Based on the subject of issue:Securities of central government andlocal;Securities of banks and creditinstitutions;Securities of corporation.Based on income:Stable income SecuritiesUnstable Income securitiesBased on legal standards:Beares securitiesRegistered Securities
Based on the nature of securities:Stocks (equity securities);Bonds (debt securities);Derivative securities.Based on the nature of the issuer:Primary marketSecondary marketFinancial market structureBased on the time to use fundsraised1.The money market: As financialmarkets have only short-terminstruments (maturity less than 1year);
2.Thi capital market: The marketplace for buying and selling long-termdebt instruments such as stocks andbonds. Capital markets are dividedinto three parts as the stock market,mortgage loans and bonds.Based on the method of raising debtfinancing1.The debt market: the most commonmethods that companies use toborrow on financial markets is toborrow a tool, such as bond or amortgage loans. The debt instrumentis an agreement contract with thenature of fixed interest rate andrepayment term capital late period.Maturity is less than 1 year is short,on a year long and medium term.Debt market is a market place for
buying and selling of debtinstruments mentioned above;2.The equity market: The secondmethod is to attract companies toissue shares. Shareholders own partof the assets of a company. Theywould receive dividend from thecompany net profit after deductingexpenses, taxes and payments tocreditors (holders of debtinstruments).Based on the flow of financialresources 1.Thi primary market: As thefinancial market place where buyingand selling securities are issued ornew securities. The buying andselling securities on a market level isoften conducted through intermediary
banks;2.Thi secondary marketl: The markettraded securities issued. When theoperation takes place to buy or sellsecurities on the market of securitieswho has received money from thesale of securities issuers are not paidmore, a company which is onlycollected when it sold the securitiesof first on the primary market.The functions and role of financialmarkets1.Transfer funds from the ownersmay be able to provide financialresources to the entity to finance:Financial markets serve as a channel
funds from savers to businesses.Help for the transfer of funds from noprofitable investment opportunities tothose who have profitable investmentopportunities.Financial markets and promote theaccumulation of concentrated capitalto meet the needs of constructionmaterial and technical basis,production and business.Financial markets make effective useof capital, not only for investors whohave money but with people whoborrow money to invest. The lenderwill profit through interest rates.Borrowers must calculate capitalloans that use the most effective

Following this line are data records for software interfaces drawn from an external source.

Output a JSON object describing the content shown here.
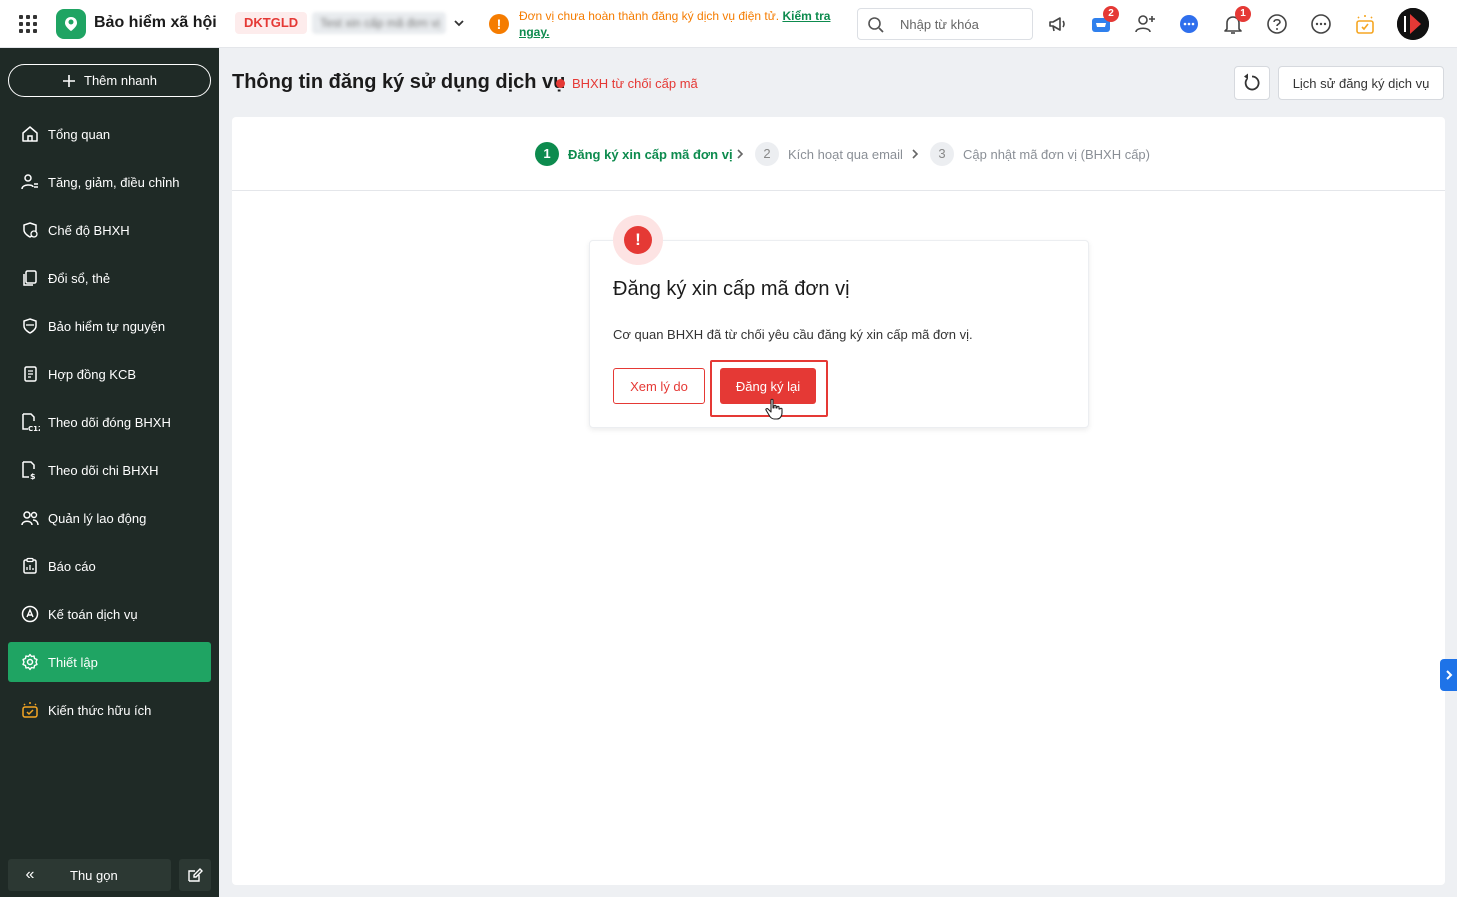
{
  "app": {
    "brand": "Bảo hiểm xã hội"
  },
  "header": {
    "company_code": "DKTGLD",
    "company_name": "Test xin cấp mã đơn vị",
    "warning_text": "Đơn vị chưa hoàn thành đăng ký dịch vụ điện tử.",
    "warning_link": "Kiểm tra ngay.",
    "search_placeholder": "Nhập từ khóa",
    "cart_badge": "2",
    "notification_badge": "1"
  },
  "sidebar": {
    "quick_add": "Thêm nhanh",
    "items": [
      {
        "label": "Tổng quan",
        "icon": "home-icon"
      },
      {
        "label": "Tăng, giảm, điều chỉnh",
        "icon": "user-adjust-icon"
      },
      {
        "label": "Chế độ BHXH",
        "icon": "shield-heart-icon"
      },
      {
        "label": "Đổi sổ, thẻ",
        "icon": "card-swap-icon"
      },
      {
        "label": "Bảo hiểm tự nguyện",
        "icon": "shield-icon"
      },
      {
        "label": "Hợp đồng KCB",
        "icon": "contract-icon"
      },
      {
        "label": "Theo dõi đóng BHXH",
        "icon": "c12-doc-icon"
      },
      {
        "label": "Theo dõi chi BHXH",
        "icon": "payment-doc-icon"
      },
      {
        "label": "Quản lý lao động",
        "icon": "users-icon"
      },
      {
        "label": "Báo cáo",
        "icon": "report-icon"
      },
      {
        "label": "Kế toán dịch vụ",
        "icon": "accounting-icon"
      },
      {
        "label": "Thiết lập",
        "icon": "gear-icon",
        "active": true
      },
      {
        "label": "Kiến thức hữu ích",
        "icon": "bulb-icon"
      }
    ],
    "collapse": "Thu gọn"
  },
  "main": {
    "title": "Thông tin đăng ký sử dụng dịch vụ",
    "status": "BHXH từ chối cấp mã",
    "history_button": "Lịch sử đăng ký dịch vụ",
    "steps": [
      {
        "num": "1",
        "label": "Đăng ký xin cấp mã đơn vị",
        "state": "active"
      },
      {
        "num": "2",
        "label": "Kích hoạt qua email",
        "state": "todo"
      },
      {
        "num": "3",
        "label": "Cập nhật mã đơn vị (BHXH cấp)",
        "state": "todo"
      }
    ],
    "notice": {
      "icon": "!",
      "title": "Đăng ký xin cấp mã đơn vị",
      "description": "Cơ quan BHXH đã từ chối yêu cầu đăng ký xin cấp mã đơn vị.",
      "view_reason": "Xem lý do",
      "reregister": "Đăng ký lại"
    }
  },
  "colors": {
    "brand_green": "#1fa463",
    "step_green": "#0d8b4e",
    "danger": "#e53935",
    "warning": "#f57c00",
    "sidebar_bg": "#1f2a26"
  }
}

because they have to repay principaland interest to the lender at the sametime to generate income andaccumulate for them.Financial markets to create favorableconditions for the implementation ofthe open-door policy, economicreforms by the Government throughmeans such as issuing bondsabroad, selling shares, attracting FDIin addition to the business sector inthe country.Financial markets allow the use ofvaluable papers, stocks, bonds,money exchange.2. Providing liquidity for the
securities;3. Providing economic informationand assess the value of the business.The role of financial markets1. Financial attract and financialresources from local and abroad,encouraging people savings andinvestment;2.Thi financial contribution topromoting, improving financialefficiency;3.Thi financial performance in fiscalpolicy, monetary policy of the state.